The best option for all kids during this season of the highly transmissible omicron variant is to keep kids' interactions with each other outdoors as much as possible, added Malley.

Does being in close contact with someone with COVID-19 require quarantine?

Not if you are vaccinated, according to the CDC.

People ages five and older who are up-do-date on their vaccinations do not have to quarantine after being in close contact with someone with the virus. They should, however, wear a mask when in public for 10 days after the close contact.

It is safe for kids ages 2 and older to wear face masks, and it is recommended that all children, vaccinated or not, wear face masks while in school, according to Deeter.

When should I test my child for COVID-19?

The cost and lack of access to COVID-19 tests has added to the difficulties for parents.

Anyone with symptoms of COVID-19, including kids, should assume they are positive, according to both Deeter and Malley.

PHOTO: A healthcare worker administers a Covid-19 test to a child at a drive-thru vaccination and testing site in Austin, Texas, Aug. 5, 2021.
Matthew Busch/Bloomberg via Getty Images, FILE
A healthcare worker administers a Covid-19 test to a child at a drive-thru vaccination and testing site in Austin, Texas, Aug. 5, 2021.

If a child has symptoms of COVID-19, they should be kept home from school and tested right away to confirm whether or not they have the virus.

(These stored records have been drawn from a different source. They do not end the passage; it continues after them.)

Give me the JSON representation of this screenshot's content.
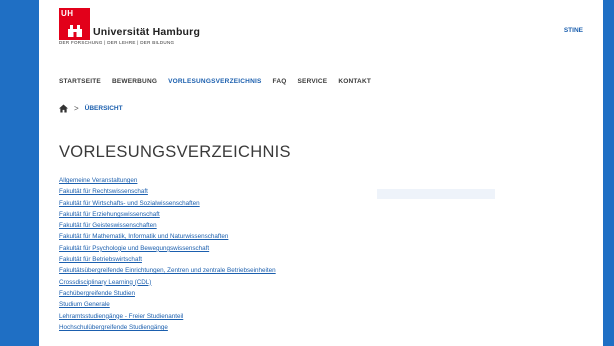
{
  "header": {
    "logo_mark": "UH",
    "logo_name": "Universität Hamburg",
    "logo_tagline": "DER FORSCHUNG | DER LEHRE | DER BILDUNG",
    "stine_label": "STINE"
  },
  "nav": {
    "items": [
      "STARTSEITE",
      "BEWERBUNG",
      "VORLESUNGSVERZEICHNIS",
      "FAQ",
      "SERVICE",
      "KONTAKT"
    ],
    "active_index": 2
  },
  "breadcrumb": {
    "home_icon": "home-icon",
    "current": "ÜBERSICHT"
  },
  "main": {
    "title": "VORLESUNGSVERZEICHNIS",
    "links": [
      "Allgemeine Veranstaltungen",
      "Fakultät für Rechtswissenschaft",
      "Fakultät für Wirtschafts- und Sozialwissenschaften",
      "Fakultät für Erziehungswissenschaft",
      "Fakultät für Geisteswissenschaften",
      "Fakultät für Mathematik, Informatik und Naturwissenschaften",
      "Fakultät für Psychologie und Bewegungswissenschaft",
      "Fakultät für Betriebswirtschaft",
      "Fakultätsübergreifende Einrichtungen, Zentren und zentrale Betriebseinheiten",
      "Crossdisciplinary Learning (CDL)",
      "Fachübergreifende Studien",
      "Studium Generale",
      "Lehramtsstudiengänge - Freier Studienanteil",
      "Hochschulübergreifende Studiengänge"
    ]
  },
  "colors": {
    "background": "#1f6fc4",
    "brand_red": "#e2001a",
    "link_blue": "#1b5fae"
  }
}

If the child tests positive, they should isolate and be tested again in five days.

If a fully vaccinated child is exposed to someone with COVID-19 and is not showing symptoms, the best time to test is five days after that exposure because that is how long it takes to develop enough antigen in the body for the test to be accurate, according to Deeter.

If tests are available, it is useful to test also before events, like travel or gathering with families.

The American Academy of Pediatrics has a helpful online guide on testing, as does the CDC.

What if my child is too young to be vaccinated or masked?

Deeter said she urges parents to be particularly cautious with children under the age of 2, who are both too young to get vaccinated and too young to wear masks.

"Knowing that COVID can still make them pretty sick, just like any of the respiratory viruses can, I would still be careful with that little group of kids," she said. "Try to create your own little cohort in your neighborhood or your playgroups who are all committed to being very careful ... hand-washing, not showing up at playgroup if you've got symptoms or your child has symptoms."

"That's a really good idea so that we can keep our kids social but within safe spaces," she said.

ABC News' Cheyenne Haslett and Arielle Mitropoulos contributed to this report.